* **PROBLEM STATEMENT**: Answer with a number only, stating how many lines of the records hold the word "true".
+ + + + +
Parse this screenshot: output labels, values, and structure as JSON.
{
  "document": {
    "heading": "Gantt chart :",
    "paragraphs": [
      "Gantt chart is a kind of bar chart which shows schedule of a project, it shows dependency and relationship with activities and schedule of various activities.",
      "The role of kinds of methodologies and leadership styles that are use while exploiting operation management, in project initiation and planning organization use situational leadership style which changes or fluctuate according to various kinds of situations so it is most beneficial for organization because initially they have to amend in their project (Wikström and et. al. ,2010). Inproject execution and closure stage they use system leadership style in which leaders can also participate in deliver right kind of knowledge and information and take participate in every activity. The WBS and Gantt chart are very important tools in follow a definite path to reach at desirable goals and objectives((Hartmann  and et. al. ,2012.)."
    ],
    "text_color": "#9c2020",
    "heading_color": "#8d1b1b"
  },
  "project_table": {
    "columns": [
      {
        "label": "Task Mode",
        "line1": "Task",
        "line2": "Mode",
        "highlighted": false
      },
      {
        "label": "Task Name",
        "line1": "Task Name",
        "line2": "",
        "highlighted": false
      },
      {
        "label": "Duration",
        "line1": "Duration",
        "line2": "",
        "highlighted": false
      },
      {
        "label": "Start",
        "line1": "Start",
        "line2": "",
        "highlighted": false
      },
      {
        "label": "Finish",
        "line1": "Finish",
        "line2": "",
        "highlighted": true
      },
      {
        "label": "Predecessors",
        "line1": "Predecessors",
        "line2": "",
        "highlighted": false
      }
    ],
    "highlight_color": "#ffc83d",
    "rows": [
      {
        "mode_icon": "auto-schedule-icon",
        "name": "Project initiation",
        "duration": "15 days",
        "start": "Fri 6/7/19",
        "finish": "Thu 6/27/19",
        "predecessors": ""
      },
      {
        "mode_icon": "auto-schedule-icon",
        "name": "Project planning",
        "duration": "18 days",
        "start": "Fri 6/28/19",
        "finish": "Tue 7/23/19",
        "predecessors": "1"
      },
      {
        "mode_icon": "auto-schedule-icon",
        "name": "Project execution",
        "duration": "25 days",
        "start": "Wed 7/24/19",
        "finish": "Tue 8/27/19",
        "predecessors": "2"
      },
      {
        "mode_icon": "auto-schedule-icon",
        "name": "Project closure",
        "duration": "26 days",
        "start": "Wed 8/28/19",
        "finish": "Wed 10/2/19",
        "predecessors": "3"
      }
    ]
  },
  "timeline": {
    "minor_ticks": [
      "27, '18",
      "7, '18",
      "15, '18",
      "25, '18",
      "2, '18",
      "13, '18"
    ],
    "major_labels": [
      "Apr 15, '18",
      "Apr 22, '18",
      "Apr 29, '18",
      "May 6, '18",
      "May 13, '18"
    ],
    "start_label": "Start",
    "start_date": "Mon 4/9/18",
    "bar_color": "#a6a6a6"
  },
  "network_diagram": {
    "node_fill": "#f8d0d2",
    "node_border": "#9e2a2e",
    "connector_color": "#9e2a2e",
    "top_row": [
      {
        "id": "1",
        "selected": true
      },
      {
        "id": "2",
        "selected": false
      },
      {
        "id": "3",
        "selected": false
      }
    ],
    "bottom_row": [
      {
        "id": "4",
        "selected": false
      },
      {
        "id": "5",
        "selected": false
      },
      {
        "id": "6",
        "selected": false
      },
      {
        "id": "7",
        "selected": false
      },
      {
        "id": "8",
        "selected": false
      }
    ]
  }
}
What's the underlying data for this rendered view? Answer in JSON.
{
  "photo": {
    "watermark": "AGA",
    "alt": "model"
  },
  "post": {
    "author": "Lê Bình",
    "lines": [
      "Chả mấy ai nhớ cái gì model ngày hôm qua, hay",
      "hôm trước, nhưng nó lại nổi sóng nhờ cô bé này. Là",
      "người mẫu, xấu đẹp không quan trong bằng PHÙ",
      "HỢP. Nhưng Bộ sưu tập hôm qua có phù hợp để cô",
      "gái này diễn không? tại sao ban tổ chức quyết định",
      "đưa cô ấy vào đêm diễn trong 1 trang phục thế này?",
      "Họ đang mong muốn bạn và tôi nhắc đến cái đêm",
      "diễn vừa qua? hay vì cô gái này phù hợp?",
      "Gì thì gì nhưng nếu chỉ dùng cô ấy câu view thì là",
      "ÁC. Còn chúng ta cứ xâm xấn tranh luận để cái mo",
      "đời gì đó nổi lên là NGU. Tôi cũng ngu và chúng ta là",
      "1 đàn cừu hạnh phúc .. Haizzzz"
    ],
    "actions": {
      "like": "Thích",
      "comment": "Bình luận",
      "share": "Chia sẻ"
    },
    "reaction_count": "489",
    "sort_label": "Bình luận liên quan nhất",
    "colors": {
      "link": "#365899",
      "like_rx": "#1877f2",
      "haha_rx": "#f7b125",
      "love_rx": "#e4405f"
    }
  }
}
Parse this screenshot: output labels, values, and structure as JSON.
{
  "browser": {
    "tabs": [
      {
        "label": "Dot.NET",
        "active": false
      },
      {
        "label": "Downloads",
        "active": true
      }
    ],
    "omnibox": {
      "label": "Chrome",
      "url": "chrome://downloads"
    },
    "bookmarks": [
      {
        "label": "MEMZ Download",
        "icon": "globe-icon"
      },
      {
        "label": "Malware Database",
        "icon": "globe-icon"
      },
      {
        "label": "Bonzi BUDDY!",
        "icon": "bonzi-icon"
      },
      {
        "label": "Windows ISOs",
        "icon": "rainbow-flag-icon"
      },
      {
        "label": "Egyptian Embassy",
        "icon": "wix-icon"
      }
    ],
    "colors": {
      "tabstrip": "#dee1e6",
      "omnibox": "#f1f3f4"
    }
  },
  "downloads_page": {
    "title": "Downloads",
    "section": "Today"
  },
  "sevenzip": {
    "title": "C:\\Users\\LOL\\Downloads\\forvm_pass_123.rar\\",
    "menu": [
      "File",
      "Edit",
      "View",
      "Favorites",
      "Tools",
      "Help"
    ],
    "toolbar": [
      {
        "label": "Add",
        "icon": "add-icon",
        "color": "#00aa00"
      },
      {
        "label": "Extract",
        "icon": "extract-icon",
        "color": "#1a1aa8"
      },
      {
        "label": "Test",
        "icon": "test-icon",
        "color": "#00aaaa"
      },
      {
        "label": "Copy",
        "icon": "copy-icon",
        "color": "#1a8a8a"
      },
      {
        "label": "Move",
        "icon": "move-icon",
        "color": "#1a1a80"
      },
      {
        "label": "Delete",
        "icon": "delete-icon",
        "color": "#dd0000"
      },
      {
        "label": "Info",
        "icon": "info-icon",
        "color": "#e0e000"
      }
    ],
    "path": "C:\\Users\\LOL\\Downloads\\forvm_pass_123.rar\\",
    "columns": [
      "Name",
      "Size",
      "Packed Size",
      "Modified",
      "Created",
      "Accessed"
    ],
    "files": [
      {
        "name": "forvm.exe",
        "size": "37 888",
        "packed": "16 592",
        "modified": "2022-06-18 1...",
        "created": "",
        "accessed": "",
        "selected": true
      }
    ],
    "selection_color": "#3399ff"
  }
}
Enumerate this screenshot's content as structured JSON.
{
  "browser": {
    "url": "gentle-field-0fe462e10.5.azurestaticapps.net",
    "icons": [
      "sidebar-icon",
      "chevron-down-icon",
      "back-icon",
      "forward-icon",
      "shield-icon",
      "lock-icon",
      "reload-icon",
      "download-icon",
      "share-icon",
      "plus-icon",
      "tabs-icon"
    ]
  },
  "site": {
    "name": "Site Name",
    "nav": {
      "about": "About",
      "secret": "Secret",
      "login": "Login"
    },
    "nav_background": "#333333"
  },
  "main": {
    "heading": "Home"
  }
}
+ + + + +
* **SOLUTION BELOW**: 4